“Fingers crossed it’s a memorable summer for British tennis.”

Meanwhile, Novak Djokovic is “the machine” who will get close to Roger Federer’s Grand Slam record and go down as one of the greatest players of all time, according to former British No 1 Tim Henman.

Djokovic has already won the Australian Open this year and became the first man to win all three opening Masters events of the season when he triumphed in Monte Carlo on Sunday.

The 27-year-old is favourite to lift his first title at the French Open next month, which would see him add to his eight grand slam victories and close the gap on Rafael Nadal and Federer, who have 14 and 17 respectively.
Djokovic is yet to enjoy the same adulation as Federer, admired for his style, and Nadal, renowned for his athleticism, but Henman believes the Serb is starting to establish his own kind of dominance.

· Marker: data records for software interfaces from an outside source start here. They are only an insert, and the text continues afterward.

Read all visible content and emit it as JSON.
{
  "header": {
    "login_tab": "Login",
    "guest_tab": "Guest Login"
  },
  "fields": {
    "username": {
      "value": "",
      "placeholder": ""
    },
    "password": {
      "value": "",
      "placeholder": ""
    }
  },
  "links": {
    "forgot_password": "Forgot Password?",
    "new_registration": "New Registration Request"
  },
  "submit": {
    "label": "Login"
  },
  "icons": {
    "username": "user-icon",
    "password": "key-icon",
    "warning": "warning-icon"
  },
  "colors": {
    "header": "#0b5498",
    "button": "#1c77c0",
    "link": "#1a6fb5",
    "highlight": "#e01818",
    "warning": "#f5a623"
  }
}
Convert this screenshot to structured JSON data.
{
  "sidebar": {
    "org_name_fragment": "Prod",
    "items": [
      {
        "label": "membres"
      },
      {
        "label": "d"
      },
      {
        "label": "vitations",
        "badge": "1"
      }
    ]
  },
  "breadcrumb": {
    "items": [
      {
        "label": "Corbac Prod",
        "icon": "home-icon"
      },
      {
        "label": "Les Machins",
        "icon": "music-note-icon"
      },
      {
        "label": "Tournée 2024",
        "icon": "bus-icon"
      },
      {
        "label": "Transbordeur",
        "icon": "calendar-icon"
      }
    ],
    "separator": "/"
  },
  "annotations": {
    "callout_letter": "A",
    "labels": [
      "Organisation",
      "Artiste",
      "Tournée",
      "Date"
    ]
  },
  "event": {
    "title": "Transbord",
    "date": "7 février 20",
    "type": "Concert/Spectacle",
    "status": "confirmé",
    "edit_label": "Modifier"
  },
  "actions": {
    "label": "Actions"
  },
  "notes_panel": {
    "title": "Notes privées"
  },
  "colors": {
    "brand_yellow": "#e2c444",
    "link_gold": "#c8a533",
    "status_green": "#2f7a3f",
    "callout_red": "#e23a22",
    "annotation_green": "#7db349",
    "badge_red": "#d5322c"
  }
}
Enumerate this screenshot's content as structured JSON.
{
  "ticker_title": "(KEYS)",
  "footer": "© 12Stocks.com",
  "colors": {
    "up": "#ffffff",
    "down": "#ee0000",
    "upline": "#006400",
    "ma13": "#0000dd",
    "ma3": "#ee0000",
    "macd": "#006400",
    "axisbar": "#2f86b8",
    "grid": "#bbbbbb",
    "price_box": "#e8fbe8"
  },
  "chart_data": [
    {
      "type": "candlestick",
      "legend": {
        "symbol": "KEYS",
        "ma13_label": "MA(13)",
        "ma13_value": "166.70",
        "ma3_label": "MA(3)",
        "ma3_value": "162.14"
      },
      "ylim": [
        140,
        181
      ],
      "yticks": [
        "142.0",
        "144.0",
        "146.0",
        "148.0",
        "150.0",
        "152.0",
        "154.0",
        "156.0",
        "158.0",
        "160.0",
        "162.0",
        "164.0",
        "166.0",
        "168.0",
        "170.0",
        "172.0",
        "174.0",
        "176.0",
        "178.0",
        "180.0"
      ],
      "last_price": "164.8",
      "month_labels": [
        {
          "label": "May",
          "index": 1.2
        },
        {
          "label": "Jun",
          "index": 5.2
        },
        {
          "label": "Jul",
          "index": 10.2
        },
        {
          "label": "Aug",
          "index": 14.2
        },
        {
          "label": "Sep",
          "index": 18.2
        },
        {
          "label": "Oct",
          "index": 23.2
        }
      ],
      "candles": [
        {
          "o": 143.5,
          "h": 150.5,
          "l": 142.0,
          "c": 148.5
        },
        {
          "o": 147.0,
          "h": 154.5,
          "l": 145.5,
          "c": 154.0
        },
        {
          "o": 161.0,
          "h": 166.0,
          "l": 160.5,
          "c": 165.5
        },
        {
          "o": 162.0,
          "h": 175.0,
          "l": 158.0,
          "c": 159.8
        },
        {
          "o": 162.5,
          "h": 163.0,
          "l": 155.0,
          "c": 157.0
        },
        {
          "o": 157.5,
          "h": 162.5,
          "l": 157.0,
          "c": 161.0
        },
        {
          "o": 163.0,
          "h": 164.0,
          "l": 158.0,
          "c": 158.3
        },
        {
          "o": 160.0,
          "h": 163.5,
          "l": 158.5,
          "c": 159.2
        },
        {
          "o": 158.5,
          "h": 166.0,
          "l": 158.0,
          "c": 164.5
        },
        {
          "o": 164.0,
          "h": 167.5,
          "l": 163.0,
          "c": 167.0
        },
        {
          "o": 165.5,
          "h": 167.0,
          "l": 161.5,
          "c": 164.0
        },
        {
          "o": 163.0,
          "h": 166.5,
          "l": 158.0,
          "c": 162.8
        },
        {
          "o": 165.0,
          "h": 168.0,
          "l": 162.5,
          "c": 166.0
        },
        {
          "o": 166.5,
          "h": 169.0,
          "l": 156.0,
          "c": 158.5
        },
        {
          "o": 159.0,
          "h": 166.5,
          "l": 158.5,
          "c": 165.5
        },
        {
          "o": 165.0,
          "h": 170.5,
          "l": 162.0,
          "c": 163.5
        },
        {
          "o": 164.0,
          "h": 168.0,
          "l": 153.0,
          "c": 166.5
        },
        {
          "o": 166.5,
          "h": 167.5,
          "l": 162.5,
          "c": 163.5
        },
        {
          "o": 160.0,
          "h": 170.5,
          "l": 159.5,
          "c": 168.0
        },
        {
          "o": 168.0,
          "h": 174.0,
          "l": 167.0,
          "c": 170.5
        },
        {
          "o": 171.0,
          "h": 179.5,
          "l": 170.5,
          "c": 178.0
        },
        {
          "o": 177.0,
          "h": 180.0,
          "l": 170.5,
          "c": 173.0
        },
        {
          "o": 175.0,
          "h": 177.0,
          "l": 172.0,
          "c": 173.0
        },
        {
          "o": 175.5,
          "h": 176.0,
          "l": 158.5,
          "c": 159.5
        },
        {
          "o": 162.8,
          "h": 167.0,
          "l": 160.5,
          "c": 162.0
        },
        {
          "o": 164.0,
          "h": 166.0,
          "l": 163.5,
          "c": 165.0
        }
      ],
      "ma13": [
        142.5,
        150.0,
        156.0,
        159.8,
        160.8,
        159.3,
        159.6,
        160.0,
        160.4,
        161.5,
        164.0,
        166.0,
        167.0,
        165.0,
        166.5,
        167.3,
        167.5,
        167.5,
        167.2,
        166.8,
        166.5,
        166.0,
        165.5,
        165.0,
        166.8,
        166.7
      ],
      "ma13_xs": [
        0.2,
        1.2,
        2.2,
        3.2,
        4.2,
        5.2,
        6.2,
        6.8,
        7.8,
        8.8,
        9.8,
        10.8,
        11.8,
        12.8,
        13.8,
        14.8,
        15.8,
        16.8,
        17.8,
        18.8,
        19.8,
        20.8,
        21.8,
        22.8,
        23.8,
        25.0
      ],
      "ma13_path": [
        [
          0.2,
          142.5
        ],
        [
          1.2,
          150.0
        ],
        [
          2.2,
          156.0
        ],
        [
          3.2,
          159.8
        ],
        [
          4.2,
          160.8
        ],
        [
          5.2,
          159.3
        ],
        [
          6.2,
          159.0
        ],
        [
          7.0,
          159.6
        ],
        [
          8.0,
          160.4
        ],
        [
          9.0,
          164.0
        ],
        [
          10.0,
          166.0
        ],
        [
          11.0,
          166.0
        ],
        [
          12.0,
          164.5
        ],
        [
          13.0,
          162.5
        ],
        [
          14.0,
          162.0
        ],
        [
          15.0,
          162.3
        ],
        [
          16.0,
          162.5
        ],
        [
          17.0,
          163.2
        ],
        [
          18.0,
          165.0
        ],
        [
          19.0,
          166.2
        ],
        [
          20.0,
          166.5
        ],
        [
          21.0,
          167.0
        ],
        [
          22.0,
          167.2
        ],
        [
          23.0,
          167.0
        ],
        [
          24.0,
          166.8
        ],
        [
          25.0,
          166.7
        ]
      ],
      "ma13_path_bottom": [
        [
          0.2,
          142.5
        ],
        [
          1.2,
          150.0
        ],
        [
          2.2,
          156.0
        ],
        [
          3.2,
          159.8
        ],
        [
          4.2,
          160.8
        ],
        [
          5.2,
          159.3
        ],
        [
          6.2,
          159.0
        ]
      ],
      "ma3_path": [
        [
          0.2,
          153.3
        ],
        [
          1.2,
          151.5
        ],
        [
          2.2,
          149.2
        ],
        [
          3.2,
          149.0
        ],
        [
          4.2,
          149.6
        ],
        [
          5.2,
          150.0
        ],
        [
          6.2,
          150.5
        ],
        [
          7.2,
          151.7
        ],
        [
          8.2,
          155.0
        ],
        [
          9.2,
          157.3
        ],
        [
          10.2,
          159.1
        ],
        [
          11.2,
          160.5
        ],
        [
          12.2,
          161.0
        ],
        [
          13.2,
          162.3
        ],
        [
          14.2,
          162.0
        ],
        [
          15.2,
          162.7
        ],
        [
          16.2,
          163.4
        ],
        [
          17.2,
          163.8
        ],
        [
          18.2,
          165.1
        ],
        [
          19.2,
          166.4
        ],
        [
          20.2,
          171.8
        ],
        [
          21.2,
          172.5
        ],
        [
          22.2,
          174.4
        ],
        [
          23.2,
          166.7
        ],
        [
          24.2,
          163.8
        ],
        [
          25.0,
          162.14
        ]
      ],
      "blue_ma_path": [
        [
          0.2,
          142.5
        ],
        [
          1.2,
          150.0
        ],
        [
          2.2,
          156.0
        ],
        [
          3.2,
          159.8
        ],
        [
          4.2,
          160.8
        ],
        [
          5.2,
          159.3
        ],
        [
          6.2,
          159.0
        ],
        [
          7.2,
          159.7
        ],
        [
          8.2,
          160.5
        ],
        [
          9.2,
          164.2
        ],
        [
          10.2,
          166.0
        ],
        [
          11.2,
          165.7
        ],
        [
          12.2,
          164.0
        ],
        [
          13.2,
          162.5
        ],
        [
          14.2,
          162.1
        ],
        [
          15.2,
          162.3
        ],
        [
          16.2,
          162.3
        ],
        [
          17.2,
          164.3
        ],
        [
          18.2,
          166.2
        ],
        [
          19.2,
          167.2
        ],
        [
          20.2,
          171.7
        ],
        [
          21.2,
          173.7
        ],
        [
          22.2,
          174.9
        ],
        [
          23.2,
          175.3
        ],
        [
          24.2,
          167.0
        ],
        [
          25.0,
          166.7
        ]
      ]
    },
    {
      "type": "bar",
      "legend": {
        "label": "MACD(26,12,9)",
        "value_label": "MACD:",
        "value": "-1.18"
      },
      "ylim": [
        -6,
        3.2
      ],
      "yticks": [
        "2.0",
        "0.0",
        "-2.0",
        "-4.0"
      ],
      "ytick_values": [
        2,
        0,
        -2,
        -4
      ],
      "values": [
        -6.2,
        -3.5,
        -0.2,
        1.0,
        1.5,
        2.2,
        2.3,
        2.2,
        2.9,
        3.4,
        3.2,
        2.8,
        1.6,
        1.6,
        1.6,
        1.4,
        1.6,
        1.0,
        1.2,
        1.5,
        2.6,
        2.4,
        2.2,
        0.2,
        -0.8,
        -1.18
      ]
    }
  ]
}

“Djokovic is the machine,” said Henman, who was speaking in his role as a Jaguar UK ambassador after the luxury car maker was announced as the official car of Wimbledon.

Henman added: “It’s the way he’s hitting the ball from the baseline, how aggressively he plays and how he does it with so few unforced errors.

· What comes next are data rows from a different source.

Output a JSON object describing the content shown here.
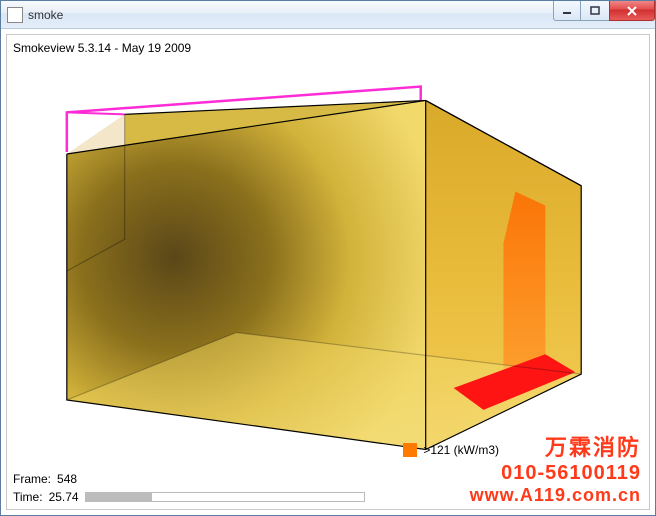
{
  "window": {
    "title": "smoke"
  },
  "app": {
    "version_line": "Smokeview 5.3.14 - May 19 2009"
  },
  "status": {
    "frame_label": "Frame:",
    "frame_value": "548",
    "time_label": "Time:",
    "time_value": "25.74",
    "progress_percent": 24
  },
  "legend": {
    "color": "#ff7a00",
    "label": ">121 (kW/m3)"
  },
  "watermark": {
    "line1": "万霖消防",
    "line2": "010-56100119",
    "line3": "www.A119.com.cn"
  }
}
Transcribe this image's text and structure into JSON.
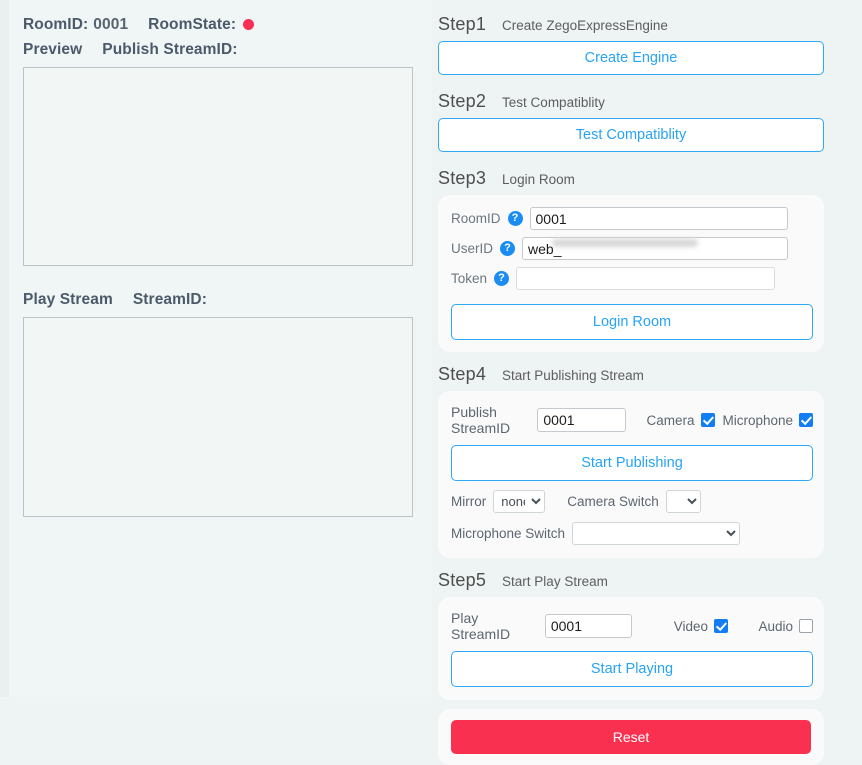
{
  "left": {
    "room_id_label": "RoomID:",
    "room_id_value": "0001",
    "room_state_label": "RoomState:",
    "room_state_color": "#fa2f55",
    "preview_label": "Preview",
    "publish_stream_id_label": "Publish StreamID:",
    "play_stream_label": "Play Stream",
    "stream_id_label": "StreamID:"
  },
  "steps": {
    "step1": {
      "num": "Step1",
      "desc": "Create ZegoExpressEngine",
      "button": "Create Engine"
    },
    "step2": {
      "num": "Step2",
      "desc": "Test Compatiblity",
      "button": "Test Compatiblity"
    },
    "step3": {
      "num": "Step3",
      "desc": "Login Room",
      "fields": {
        "room_id_label": "RoomID",
        "room_id_value": "0001",
        "user_id_label": "UserID",
        "user_id_value": "web_",
        "token_label": "Token",
        "token_value": "",
        "help_glyph": "?"
      },
      "button": "Login Room"
    },
    "step4": {
      "num": "Step4",
      "desc": "Start Publishing Stream",
      "publish_stream_id_label": "Publish StreamID",
      "publish_stream_id_value": "0001",
      "camera_label": "Camera",
      "camera_checked": true,
      "microphone_label": "Microphone",
      "microphone_checked": true,
      "button": "Start Publishing",
      "mirror_label": "Mirror",
      "mirror_value": "none",
      "camera_switch_label": "Camera Switch",
      "camera_switch_value": "",
      "microphone_switch_label": "Microphone Switch",
      "microphone_switch_value": ""
    },
    "step5": {
      "num": "Step5",
      "desc": "Start Play Stream",
      "play_stream_id_label": "Play StreamID",
      "play_stream_id_value": "0001",
      "video_label": "Video",
      "video_checked": true,
      "audio_label": "Audio",
      "audio_checked": false,
      "button": "Start Playing"
    }
  },
  "reset": {
    "label": "Reset",
    "color": "#f9304f"
  },
  "theme": {
    "accent_blue": "#27a4f5",
    "page_bg": "#eef4f3",
    "card_bg": "#fbfafa"
  }
}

“And then his movement and his athleticism – his ability to turn defence into attack is as good as I’ve ever seen. I think he will be considered in the same class as Federer and Nadal.

“At the moment it’s purely a numbers game, Nadal has won 14 Grand Slams and Federer has 17. Djokovic has won eight but in the not too distant future that number is going to climb to 11, 12, 13 and maybe more. When he does that, absolutely, he will go down as one of the greats to have ever played the game.”

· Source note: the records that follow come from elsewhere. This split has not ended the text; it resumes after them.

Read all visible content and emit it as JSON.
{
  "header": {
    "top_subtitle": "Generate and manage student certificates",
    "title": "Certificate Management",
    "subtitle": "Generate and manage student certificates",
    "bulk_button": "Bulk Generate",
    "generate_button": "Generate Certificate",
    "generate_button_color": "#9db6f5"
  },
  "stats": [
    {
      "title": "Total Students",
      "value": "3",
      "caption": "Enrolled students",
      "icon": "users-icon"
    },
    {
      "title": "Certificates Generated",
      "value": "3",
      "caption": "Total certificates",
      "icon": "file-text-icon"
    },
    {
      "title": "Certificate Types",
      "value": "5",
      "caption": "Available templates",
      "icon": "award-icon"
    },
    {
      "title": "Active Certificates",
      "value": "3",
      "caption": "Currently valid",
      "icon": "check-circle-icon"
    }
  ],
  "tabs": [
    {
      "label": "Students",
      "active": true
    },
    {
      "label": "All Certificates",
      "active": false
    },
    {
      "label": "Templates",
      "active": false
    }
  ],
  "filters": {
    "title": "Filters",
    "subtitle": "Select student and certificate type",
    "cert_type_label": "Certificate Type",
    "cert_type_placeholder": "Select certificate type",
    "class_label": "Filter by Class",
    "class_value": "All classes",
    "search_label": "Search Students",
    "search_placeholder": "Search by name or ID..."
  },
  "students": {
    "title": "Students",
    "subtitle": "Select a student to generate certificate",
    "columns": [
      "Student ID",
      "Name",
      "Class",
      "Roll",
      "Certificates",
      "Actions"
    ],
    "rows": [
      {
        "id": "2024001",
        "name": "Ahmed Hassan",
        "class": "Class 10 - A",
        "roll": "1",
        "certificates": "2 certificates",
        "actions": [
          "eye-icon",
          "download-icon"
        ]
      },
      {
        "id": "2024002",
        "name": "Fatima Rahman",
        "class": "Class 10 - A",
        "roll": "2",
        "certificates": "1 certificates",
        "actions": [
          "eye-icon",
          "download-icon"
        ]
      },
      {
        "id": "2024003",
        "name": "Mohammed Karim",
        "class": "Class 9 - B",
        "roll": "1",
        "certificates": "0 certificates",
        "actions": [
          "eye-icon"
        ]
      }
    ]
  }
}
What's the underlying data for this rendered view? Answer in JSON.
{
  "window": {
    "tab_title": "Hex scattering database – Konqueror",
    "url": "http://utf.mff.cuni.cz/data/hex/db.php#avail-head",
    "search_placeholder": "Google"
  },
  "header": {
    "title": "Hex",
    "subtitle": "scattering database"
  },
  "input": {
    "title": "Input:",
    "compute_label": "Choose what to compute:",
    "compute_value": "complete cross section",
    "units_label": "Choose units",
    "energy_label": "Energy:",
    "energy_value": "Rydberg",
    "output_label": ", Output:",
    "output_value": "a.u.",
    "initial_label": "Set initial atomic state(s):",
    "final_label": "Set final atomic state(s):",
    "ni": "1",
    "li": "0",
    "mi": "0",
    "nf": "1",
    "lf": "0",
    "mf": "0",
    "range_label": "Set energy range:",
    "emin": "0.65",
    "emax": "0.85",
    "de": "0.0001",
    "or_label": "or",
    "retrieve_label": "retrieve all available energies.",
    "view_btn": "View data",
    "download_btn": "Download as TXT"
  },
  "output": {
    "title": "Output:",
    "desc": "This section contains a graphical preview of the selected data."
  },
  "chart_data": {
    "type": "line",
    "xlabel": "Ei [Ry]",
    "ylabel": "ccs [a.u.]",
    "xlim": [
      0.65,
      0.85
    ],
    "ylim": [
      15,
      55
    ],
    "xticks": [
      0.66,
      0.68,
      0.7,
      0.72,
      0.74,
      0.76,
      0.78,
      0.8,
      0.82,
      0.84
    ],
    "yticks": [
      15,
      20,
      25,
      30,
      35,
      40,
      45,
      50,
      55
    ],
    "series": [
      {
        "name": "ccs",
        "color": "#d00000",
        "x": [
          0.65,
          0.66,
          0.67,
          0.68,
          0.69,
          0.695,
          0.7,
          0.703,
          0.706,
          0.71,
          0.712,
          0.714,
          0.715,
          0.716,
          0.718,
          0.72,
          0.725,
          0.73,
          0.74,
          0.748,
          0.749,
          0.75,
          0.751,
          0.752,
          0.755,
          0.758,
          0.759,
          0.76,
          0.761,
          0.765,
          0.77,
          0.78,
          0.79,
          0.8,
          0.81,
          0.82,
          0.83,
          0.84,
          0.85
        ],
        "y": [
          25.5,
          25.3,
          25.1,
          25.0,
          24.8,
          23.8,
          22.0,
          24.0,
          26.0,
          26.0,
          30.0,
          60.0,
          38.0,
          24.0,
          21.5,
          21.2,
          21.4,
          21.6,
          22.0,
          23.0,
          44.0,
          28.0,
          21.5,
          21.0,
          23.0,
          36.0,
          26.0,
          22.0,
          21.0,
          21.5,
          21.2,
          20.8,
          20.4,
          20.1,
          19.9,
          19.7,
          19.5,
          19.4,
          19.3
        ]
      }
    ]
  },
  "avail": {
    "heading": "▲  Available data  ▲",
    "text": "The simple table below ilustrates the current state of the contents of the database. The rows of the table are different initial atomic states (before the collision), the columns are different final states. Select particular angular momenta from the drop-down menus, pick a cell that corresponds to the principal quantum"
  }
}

Djokovic overcame Nadal on clay – the Spaniard’s favourite surface – in the Monte Carlo semi-finals last week and has already beaten Murray in Miami and Melbourne, as well as Federer in Indian Wells this season.

His imperious form has led many to suggest he could become the first male player to win all four Grand Slams in a year since Rod Laver in 1969. “In theory it’s possible, he’s looking so strong at the moment, but I think it’s unlikely,” Henman said. “The odds are against him because to win seven best of five matches is difficult enough but to do that four times in a year and remain injury-free is very, very difficult.

“Laver was the last man to do it and that was when three of the four slams were on grass and in a very different era. Djokovic has never won the French so that’s still his biggest challenge – it’s tough to look past Nadal when you see his record there.”

Murray and Federer remain the principal threats to Nadal and Djokovic at Roland Garros but the era that saw the ‘big four’ win 34 out of 35 major tournaments between 2005 and 2013 appears to be coming to an end.

Stanislas Wawrinka and Marin Cilic broke the mould with victories at the Australian and US Opens last year and Henman believes Canada’s Milos Raonic could be next to win a maiden Grand Slam.

“Raonic would be my pick,” Henman added. “Grigor Dimitrov hasn’t played quite as well this year and Raonic has got such a big game, his serve is as good as anyone’s.

“It’s not easy for the guys outside the top four to win a slam, that’s why when Wawrinka won, it was such a great moment for the other players. It proved someone can win a slam from outside the top four and then obviously Cilic repeated that at the US Open. Raonic and Dimitrov could do it, Kei Nishikori has been in a Grand Slam final [at last year’s US Open] and can one of the young guys like Borna Coric make the step up?”